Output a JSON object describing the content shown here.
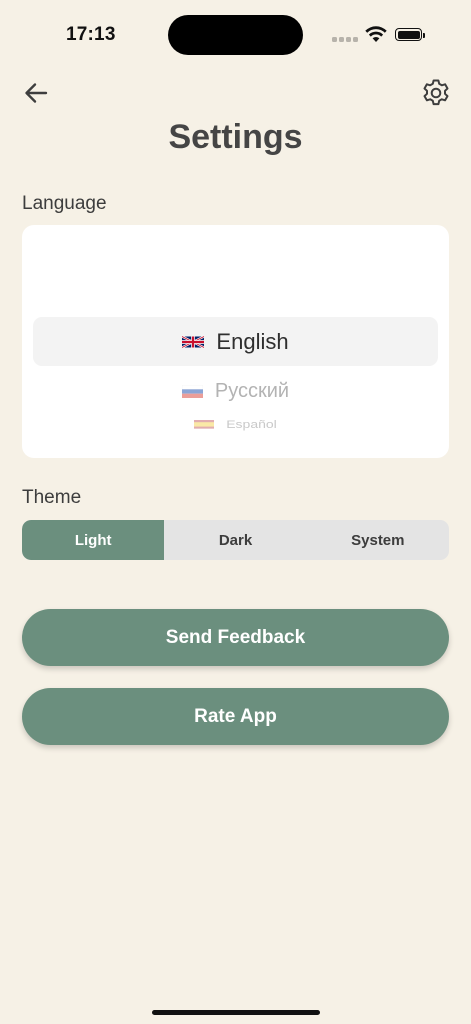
{
  "status_bar": {
    "time": "17:13",
    "icons": [
      "cellular-signal-icon",
      "wifi-icon",
      "battery-icon"
    ]
  },
  "header": {
    "back_icon": "arrow-left-icon",
    "settings_icon": "gear-icon",
    "title": "Settings"
  },
  "language": {
    "label": "Language",
    "options": [
      {
        "flag": "uk-flag-icon",
        "name": "English",
        "selected": true
      },
      {
        "flag": "russia-flag-icon",
        "name": "Русский",
        "selected": false
      },
      {
        "flag": "spain-flag-icon",
        "name": "Español",
        "selected": false
      }
    ]
  },
  "theme": {
    "label": "Theme",
    "options": [
      "Light",
      "Dark",
      "System"
    ],
    "selected": "Light"
  },
  "actions": {
    "send_feedback": "Send Feedback",
    "rate_app": "Rate App"
  },
  "colors": {
    "background": "#f6f1e6",
    "accent": "#6b8f7e",
    "card": "#ffffff",
    "segment_bg": "#e4e4e4"
  }
}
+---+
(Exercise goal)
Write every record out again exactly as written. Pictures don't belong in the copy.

(Response to the task)
Output a JSON object describing the content shown here.
{
  "status_bar": {
    "time": "17:13",
    "icons": [
      "cellular-signal-icon",
      "wifi-icon",
      "battery-icon"
    ]
  },
  "header": {
    "back_icon": "arrow-left-icon",
    "settings_icon": "gear-icon",
    "title": "Settings"
  },
  "language": {
    "label": "Language",
    "options": [
      {
        "flag": "uk-flag-icon",
        "name": "English",
        "selected": true
      },
      {
        "flag": "russia-flag-icon",
        "name": "Русский",
        "selected": false
      },
      {
        "flag": "spain-flag-icon",
        "name": "Español",
        "selected": false
      }
    ]
  },
  "theme": {
    "label": "Theme",
    "options": [
      "Light",
      "Dark",
      "System"
    ],
    "selected": "Light"
  },
  "actions": {
    "send_feedback": "Send Feedback",
    "rate_app": "Rate App"
  },
  "colors": {
    "background": "#f6f1e6",
    "accent": "#6b8f7e",
    "card": "#ffffff",
    "segment_bg": "#e4e4e4"
  }
}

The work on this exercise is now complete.